On March 2nd, researchers working with quantitative data as well as employing mixed method approaches met again to discuss their experiences on working with the DDP model on data documentation. In parallel, researchers dealing with quantitative data met again on March 4th. On both days, researchers provided their feedback in group discussions, talking, e.g., about some lack of guidance on qualitative data or terminological issues. In sum, participants highlighted in particular the utility of the model to document data for their own research. The next workshops to evaluate our developments will be organized in the second half of 2021.
On 9-10 March, 2021, members of the project DDP-Bildung were invited to participate in the Bildungsforschungstagung (BiFo) of the German Federal Ministry of Education and Research (BMBF). The project was represented by Gianpiero Favella (DIPF), Anne Gärtner (DZHW), Martin Kerwer (ZPID), Julia Künstler-Sment (IQB), Sebastian Netscher and Anna Schwickerath (GESIS) at a virtual market stand.

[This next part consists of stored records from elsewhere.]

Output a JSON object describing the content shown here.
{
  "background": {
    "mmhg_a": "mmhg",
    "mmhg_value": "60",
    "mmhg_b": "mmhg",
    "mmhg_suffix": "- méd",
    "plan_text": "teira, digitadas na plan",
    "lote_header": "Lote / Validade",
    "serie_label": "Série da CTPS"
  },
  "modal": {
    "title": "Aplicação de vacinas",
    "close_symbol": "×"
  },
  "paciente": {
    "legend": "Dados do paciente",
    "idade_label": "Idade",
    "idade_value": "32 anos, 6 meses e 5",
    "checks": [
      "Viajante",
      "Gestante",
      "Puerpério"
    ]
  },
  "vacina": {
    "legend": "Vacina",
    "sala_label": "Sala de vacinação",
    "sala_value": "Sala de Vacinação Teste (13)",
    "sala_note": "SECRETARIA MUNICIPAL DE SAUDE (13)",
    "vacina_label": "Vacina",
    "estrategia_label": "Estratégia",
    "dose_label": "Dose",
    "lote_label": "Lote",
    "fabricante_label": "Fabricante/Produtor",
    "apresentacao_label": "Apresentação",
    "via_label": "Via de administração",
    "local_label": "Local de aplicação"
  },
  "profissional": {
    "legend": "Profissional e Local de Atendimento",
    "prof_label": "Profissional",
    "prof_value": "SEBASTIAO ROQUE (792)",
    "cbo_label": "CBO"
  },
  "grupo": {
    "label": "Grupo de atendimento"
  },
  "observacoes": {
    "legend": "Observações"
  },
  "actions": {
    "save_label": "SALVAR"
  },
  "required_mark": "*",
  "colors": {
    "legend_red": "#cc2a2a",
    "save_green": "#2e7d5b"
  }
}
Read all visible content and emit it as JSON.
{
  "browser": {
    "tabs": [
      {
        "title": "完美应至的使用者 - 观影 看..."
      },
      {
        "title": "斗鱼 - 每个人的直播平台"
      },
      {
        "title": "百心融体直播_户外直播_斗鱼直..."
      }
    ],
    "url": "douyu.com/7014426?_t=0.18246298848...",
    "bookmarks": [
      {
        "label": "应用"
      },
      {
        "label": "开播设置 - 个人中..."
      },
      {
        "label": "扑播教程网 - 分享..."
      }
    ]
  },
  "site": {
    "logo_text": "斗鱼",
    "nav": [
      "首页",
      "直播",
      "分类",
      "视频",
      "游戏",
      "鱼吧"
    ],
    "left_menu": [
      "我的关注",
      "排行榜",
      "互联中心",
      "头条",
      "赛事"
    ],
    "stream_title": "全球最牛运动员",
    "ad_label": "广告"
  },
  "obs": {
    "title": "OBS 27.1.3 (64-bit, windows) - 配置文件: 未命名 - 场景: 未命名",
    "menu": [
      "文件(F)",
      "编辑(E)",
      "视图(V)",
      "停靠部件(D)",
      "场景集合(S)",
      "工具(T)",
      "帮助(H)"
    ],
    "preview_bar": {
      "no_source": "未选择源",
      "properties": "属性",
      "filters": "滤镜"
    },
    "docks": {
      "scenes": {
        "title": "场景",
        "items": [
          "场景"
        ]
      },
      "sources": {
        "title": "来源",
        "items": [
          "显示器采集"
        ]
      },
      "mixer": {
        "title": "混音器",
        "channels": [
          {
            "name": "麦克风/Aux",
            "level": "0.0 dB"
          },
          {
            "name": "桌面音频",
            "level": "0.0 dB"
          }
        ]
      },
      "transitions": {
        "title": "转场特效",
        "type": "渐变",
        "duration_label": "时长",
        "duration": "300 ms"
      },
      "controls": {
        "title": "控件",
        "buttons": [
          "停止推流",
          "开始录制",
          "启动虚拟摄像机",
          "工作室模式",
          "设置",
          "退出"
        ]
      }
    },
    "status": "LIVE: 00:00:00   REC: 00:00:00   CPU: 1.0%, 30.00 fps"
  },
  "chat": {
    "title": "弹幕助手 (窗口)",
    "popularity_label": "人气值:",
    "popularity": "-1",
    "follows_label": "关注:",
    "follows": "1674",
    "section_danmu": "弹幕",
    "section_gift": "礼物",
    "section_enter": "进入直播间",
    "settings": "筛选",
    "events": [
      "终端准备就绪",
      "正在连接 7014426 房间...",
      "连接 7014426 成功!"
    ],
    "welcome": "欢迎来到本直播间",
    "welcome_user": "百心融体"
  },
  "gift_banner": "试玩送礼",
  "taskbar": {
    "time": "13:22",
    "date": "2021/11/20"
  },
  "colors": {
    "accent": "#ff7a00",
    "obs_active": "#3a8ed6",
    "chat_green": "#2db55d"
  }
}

Visitors of our market stand had the opportunity to inform themselves about the project with a poster or through personal exchange. The project members were able to get in contact with possible future users of the domain data protocols. In particular, the topic of archiving and re-usability of research data was discussed.
On the initiative of Ivonne Anders (DKRZ) and Daniela Hausen (RWTH), Sebastian Netscher and Anna Schwickerath (GESIS) were involved in the organisation of a workshop as part of the virtual eScience Days 2021 at Heidelberg University.
The goal of the workshop was to identify needs for and further develop discipline-specific guidance for research data management, which will be developed by the Research Data Alliance’s Discipline-specific Guidance for DMPs group. Various participants reported on their institutional approaches and templates or existing projects. Although a large part of the participants came from the field of natural science research, they nevertheless showed great interest in the DDP project, which was presented during the event.
Detailed results of the workshop will be further processed within the newly founded Working Group on Discipline-specific Guidance for DMPs of the Research Data Alliance and will also find their way into the development of the Domain Data Protocols.